“I failed high school—I’ve never had any training in anything,” Bil told Toronto Life in 2015. “I just have to work hard. Some people aren’t into that, and that’s cool.”
Here’s how Bil’s friends, acquaintances, customers and food writers are remembering him:
So sorry to hear that John Bil @keeponshucking passed away last night. He was at home w loved ones. He lived his life w such joy and inspiration.
— Chris Nuttall-Smith (@cnutsmith) January 24, 2018
.@keeponshucking taught me so much about seafood and has done so much to improve the city’s culinary rep, from ingredients to plates to well-being of staff. Keep on shuckin’, man. https://t.co/tQdCuh3edo
— Karon Liu (@karonliu) January 24, 2018
We were so lucky to have him. The kindest, a diamond of a man. So sorry for your loss Fred, I know you were closer than brothers https://t.co/X2g6gxR5dq
— Jen Agg (@TheBlackHoof) January 24, 2018
John was a champion for better food in this city, single-handedly influencing many top chefs and restaurants. Humble. Incredibly Generous. Truly one of a kind. I will miss him dearly. https://t.co/c7MrTfEIA7
— Suresh Doss (@Suresh) January 24, 2018
— Sam Sifton (@SamSifton) January 24, 2018

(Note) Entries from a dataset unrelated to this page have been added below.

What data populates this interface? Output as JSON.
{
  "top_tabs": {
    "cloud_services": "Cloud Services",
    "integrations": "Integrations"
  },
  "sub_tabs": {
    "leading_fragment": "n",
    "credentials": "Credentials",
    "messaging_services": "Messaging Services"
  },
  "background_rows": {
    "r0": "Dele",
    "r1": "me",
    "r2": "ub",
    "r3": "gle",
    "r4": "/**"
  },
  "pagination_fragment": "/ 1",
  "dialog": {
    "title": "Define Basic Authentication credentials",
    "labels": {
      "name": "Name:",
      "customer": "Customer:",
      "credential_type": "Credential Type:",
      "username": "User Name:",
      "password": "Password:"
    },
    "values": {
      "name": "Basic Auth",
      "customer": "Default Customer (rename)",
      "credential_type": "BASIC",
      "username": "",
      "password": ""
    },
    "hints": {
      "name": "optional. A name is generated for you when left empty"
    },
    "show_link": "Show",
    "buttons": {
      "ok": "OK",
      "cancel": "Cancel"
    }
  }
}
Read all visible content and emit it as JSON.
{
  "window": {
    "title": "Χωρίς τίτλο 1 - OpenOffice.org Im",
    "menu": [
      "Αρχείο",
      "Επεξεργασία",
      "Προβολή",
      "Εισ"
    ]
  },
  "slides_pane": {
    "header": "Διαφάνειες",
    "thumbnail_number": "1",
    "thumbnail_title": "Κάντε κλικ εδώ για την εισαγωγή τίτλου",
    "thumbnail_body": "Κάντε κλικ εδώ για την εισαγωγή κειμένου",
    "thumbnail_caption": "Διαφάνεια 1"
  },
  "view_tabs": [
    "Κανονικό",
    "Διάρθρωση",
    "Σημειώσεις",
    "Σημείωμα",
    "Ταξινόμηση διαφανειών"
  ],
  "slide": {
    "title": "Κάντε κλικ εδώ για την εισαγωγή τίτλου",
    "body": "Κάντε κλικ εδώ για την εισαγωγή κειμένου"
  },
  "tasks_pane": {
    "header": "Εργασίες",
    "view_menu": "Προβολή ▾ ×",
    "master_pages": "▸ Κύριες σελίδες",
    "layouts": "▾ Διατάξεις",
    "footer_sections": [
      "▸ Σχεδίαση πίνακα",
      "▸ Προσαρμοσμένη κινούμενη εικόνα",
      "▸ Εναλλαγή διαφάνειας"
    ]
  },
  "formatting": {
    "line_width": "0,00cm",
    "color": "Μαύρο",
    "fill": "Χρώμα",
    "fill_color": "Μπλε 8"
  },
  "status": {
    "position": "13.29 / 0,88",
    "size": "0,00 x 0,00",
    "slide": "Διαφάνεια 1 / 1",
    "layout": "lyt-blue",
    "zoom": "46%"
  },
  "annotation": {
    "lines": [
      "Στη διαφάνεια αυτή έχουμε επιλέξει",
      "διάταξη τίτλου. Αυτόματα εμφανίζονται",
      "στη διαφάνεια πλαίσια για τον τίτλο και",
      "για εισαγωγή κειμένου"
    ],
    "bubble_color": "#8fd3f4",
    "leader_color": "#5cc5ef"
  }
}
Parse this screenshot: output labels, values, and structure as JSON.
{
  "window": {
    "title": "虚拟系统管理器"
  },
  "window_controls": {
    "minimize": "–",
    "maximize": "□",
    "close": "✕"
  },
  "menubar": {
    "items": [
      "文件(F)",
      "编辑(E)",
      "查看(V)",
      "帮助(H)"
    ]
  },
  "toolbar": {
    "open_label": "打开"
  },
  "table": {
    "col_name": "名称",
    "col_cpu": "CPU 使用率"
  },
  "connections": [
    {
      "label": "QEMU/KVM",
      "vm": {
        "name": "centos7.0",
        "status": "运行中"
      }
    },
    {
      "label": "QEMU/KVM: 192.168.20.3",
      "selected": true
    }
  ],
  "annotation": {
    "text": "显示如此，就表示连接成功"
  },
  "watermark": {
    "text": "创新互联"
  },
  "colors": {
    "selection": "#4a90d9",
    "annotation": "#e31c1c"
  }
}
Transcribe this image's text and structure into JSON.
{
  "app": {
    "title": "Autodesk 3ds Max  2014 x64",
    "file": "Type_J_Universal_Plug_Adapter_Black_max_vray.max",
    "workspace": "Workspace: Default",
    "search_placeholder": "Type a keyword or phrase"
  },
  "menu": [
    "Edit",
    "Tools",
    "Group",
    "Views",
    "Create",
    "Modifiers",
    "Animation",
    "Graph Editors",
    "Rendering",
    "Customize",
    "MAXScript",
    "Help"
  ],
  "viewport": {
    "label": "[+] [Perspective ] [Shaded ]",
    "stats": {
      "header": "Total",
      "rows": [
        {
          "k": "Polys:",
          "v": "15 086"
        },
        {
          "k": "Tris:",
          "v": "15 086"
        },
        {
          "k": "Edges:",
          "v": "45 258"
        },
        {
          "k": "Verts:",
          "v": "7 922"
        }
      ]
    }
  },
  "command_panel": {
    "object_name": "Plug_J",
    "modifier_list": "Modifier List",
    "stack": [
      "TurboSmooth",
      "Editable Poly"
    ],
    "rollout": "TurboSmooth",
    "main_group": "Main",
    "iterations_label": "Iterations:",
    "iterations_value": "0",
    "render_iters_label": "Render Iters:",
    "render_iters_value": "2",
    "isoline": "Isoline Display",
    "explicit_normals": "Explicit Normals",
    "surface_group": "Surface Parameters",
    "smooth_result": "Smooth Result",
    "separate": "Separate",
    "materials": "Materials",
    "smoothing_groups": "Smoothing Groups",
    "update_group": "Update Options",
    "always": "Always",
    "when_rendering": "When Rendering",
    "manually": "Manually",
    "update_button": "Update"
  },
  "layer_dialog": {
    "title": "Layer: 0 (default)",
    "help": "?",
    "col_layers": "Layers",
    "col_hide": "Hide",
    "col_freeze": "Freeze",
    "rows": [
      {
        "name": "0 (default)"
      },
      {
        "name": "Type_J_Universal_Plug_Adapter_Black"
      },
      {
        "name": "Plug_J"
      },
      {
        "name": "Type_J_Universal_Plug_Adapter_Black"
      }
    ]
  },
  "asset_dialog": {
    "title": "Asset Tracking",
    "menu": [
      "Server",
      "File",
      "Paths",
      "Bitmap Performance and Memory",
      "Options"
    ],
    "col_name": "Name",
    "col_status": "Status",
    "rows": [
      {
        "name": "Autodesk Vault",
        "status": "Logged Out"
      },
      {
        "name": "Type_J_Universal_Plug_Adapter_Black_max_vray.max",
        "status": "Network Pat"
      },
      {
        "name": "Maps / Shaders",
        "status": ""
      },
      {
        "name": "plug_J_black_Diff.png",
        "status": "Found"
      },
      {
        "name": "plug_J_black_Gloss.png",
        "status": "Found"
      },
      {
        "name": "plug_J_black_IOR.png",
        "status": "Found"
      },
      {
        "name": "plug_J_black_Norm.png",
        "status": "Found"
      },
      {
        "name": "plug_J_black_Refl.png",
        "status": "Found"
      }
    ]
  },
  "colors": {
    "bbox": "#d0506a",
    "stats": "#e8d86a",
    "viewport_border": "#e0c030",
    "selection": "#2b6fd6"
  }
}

I once saw John Bil whip a karaoke bar filled with Alabamans into a frenzy singing "Sweet Home Alabama," I'm pretty sure while seeing the lyrics for the first time.
That's one hell of a Canadian. https://t.co/hXCvMClgTG
— Brett Martin (@brettmartin) January 24, 2018
John Bil and I opened a great restaurant together in Canada no one thought it could work except him. He was stubborn and smart he never gave up He could drink like a fish and eat like a bear. He could care less what you thought of him. Rest easy Chef. Save me a spot at the bar. pic.twitter.com/VmQwToHaez
— Carl Ruiz (@carlruiz) January 24, 2018
We lost a great one last night. John Bil was a gracious, generous and honorable man. He lived a life of integrity and showed immense bravery in the face of a terrible illness. He was loved and will be missed.
— Chris Johns (@ChrisandVinegar) January 24, 2018
— Forno Cultura (@fornocultura) January 24, 2018
His delicious food was the centre of so many of our celebrations – babies coming safely into the world, anniversaries, random days that felt special. He will be missed. @honest_weight https://t.co/bIFhgHAcWi
— Lindsay Zier-Vogel (@lindsayzv) January 24, 2018
— adamhess (@adamhess) January 24, 2018
Fuck cancer forever. Thinking of everyone who loved him. John Bil lives in the memories of anyone who got to eat at HW when he was there. He touched us all with his uncompromising talent and vision. https://t.co/19DyNlbJYO
— Lauren Simmons #aquariusszn (@laurendorphin) January 24, 2018
John Bil was a solid dude and always greeted us with a smile and some knowledge whenever we went to Honest Weight. Keep on shucking, John.
— name cannot be blank (@momjeansmami) January 24, 2018
Very sad news. John Bil was easily one of the friendliest people I've met. https://t.co/qKraTC2zIE
— David Ort (@ortdavid) January 24, 2018
So so so sad to hear of John Bil's passing. He's done so much to advance the conversation on sustainable seafood in Canada (& beyond). @karonliu's wonderful piece, from July, is a tougher read today. https://t.co/Yv64iLTI7o
— Rebecca Tucker (@RebeccaTee) January 24, 2018
rip John Bil. Toronto is much less.
— YMX_A (@wkbdyb) January 24, 2018
extremely saddened and heartbroken to learn that the world has lost the remarkable John Bil, who forever changed the way we should look at seafood and our relationship to the ocean. Rest in peace.
— Helen Hollyman (@HHOLLYMAN) January 24, 2018
Heartbroken to hear that the legendary John Bil has passed. He will be greatly missed. pic.twitter.com/bsPkIPERiI
— MUNCHIES (@munchies) January 24, 2018
— Yvonne Tsui (@life_of_Y) January 24, 2018